## Activity
In the records that follow, show each line where the word "JSON" is present.

───

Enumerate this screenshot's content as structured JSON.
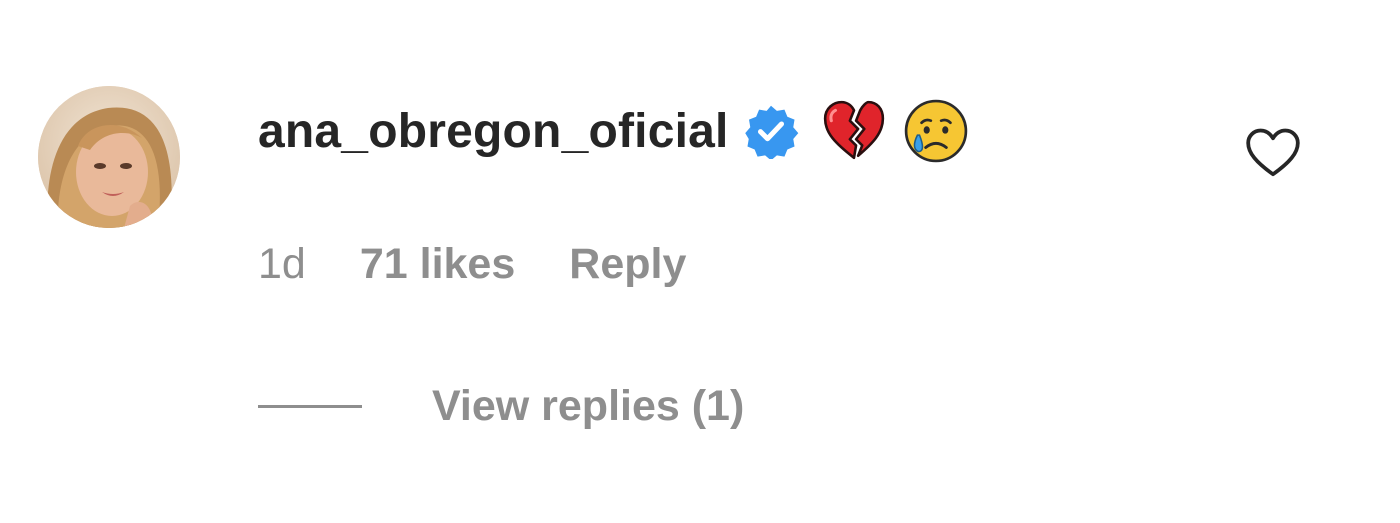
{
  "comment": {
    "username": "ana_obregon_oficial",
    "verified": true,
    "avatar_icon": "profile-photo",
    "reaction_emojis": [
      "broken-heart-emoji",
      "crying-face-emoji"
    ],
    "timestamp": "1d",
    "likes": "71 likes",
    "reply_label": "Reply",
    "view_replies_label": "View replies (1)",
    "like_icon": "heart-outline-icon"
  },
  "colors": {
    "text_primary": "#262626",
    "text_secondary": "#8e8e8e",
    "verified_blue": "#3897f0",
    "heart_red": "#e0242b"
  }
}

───

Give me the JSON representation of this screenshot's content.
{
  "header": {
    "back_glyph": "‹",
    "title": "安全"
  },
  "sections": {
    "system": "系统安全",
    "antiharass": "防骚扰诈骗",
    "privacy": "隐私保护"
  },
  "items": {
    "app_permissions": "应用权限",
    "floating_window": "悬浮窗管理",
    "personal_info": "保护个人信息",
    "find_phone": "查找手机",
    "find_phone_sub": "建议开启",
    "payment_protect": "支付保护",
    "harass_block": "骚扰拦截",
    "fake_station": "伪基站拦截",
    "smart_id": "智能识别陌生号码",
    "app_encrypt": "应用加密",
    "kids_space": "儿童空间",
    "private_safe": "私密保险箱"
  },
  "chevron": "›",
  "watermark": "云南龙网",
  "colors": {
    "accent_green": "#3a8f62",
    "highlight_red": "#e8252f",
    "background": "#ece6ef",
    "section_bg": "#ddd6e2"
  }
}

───

## Expected answer
Enumerate this screenshot's content as structured JSON.
Give me the JSON representation of this screenshot's content.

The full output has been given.